In Filwood, where the constituency campaign centre was, just 12.47% local voters bothered to come out, despite also having two well thought of Labour councillors, who enjoy high voter recognition and respect.
Added to very low turnout in our core areas, 11% overall compared to 30%and 40% in the Tory constituency of Bristol North West, the Tory and LibDem vote collapsed across the city, creating a vacuum for George Ferguson’s votes to flourish.
In the final weeks of the campaign, despite defacing and denouncing party politics, Ferguson had the hypocrisy to register his own political party: Bristol 1st. He promised to disband it after the election, but we are yet to see if this happens and whether he will put up candidates across the city in the local elections in May 2013.

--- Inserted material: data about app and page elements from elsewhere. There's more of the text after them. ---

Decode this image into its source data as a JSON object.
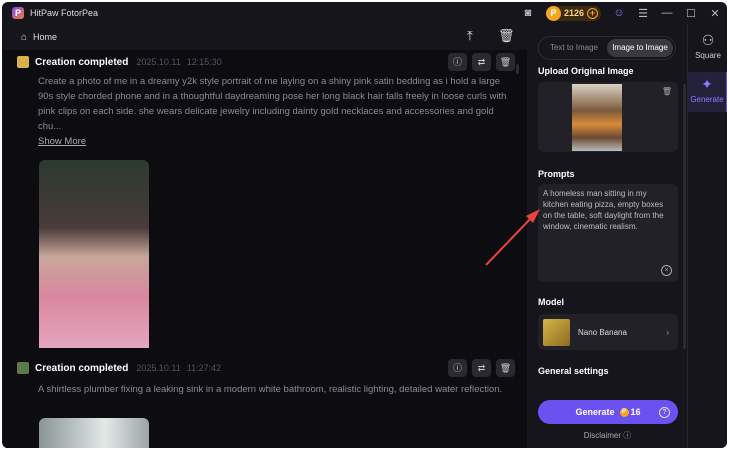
{
  "app": {
    "title": "HitPaw FotorPea",
    "credits": "2126"
  },
  "header": {
    "home": "Home"
  },
  "creations": [
    {
      "title": "Creation completed",
      "date": "2025.10.11",
      "time": "12:15:30",
      "prompt": "Create a photo of me in a dreamy y2k style portrait of me laying on a shiny pink satin bedding as i hold a large 90s style chorded phone and in a thoughtful daydreaming pose her long black hair falls freely in loose curls with pink clips on each side. she wears delicate jewelry including dainty gold necklaces and accessories and gold chu...",
      "show_more": "Show More"
    },
    {
      "title": "Creation completed",
      "date": "2025.10.11",
      "time": "11:27:42",
      "prompt": "A shirtless plumber fixing a leaking sink in a modern white bathroom, realistic lighting, detailed water reflection."
    }
  ],
  "panel": {
    "tabs": [
      "Text to Image",
      "Image to Image"
    ],
    "active_tab": "Image to Image",
    "upload_label": "Upload Original Image",
    "prompts_label": "Prompts",
    "prompt_value": "A homeless man sitting in my kitchen eating pizza, empty boxes on the table, soft daylight from the window, cinematic realism.",
    "model_label": "Model",
    "model_name": "Nano Banana",
    "general_settings": "General settings",
    "generate": "Generate",
    "generate_cost": "16",
    "disclaimer": "Disclaimer"
  },
  "sidebar": [
    {
      "label": "Square"
    },
    {
      "label": "Generate"
    }
  ],
  "colors": {
    "accent": "#6b52f0",
    "background": "#0d0c11",
    "arrow": "#e8453c"
  }
}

Labour’s campaign was largely excellent. With an articulate, charismatic and popular candidate in Bristol born and bred Marvin Rees, the welcome involvement of national party figures no doubt motivated activists too but in the end, too many of our voter made a deliberate choice to stay at home.
It’s now up to the Labour group of 22 councillors, out of the 70 in total on Bristol city vouncil, to be hungry for greater scrutiny of the executive and officers than ever before. The cabinet is only an advisory body under the new system of city governance, with the Bristol mayor having ultimate decision-making power, not easily defeated in the council chamber.
With gesture politics and no measurable manifesto pledges from the winner (other than changing the name of the council house to Bristol city hall), the new mayor may as well have been given the administrative equivalent of a blank cheque.
There will be a thorough campaign review to establish how to win more of the 323,310 possible votes at the next mayoral, European and general elections. Let alone, to examine how best to approach the local elections looming in May, especially if mayor Ferguson puts up more “independent” candidates” under the Bristol 1st banner. (The perfect place to hide for Lib Dems who are all but evaporating on the polling charts in terms of popularity after going into coalition with the Tories nationally.)
A review will also create context for the decision of the district Bristol Labour Party (BLP) and Labour’s National Executive Committee (NEC) to reject the notion of Labour serving on the Bristol mayoral cabinet.
Ferguson had asked Bristol’s Labour councillors to take up three seats (out of six). Last week the Labour group split on their decision, with their leader Peter Hammond advising councillors to go into a coalition cabinet with Lib Dem, Tory and Green representatives, which was passed on Thursday night.
However, Hammond resigned last night, after the NEC did not support his position, but backed the membership position, as laid out by the BLP.
Amanda Ramsay is an executive officer of Bristol South Labour party and community campaigner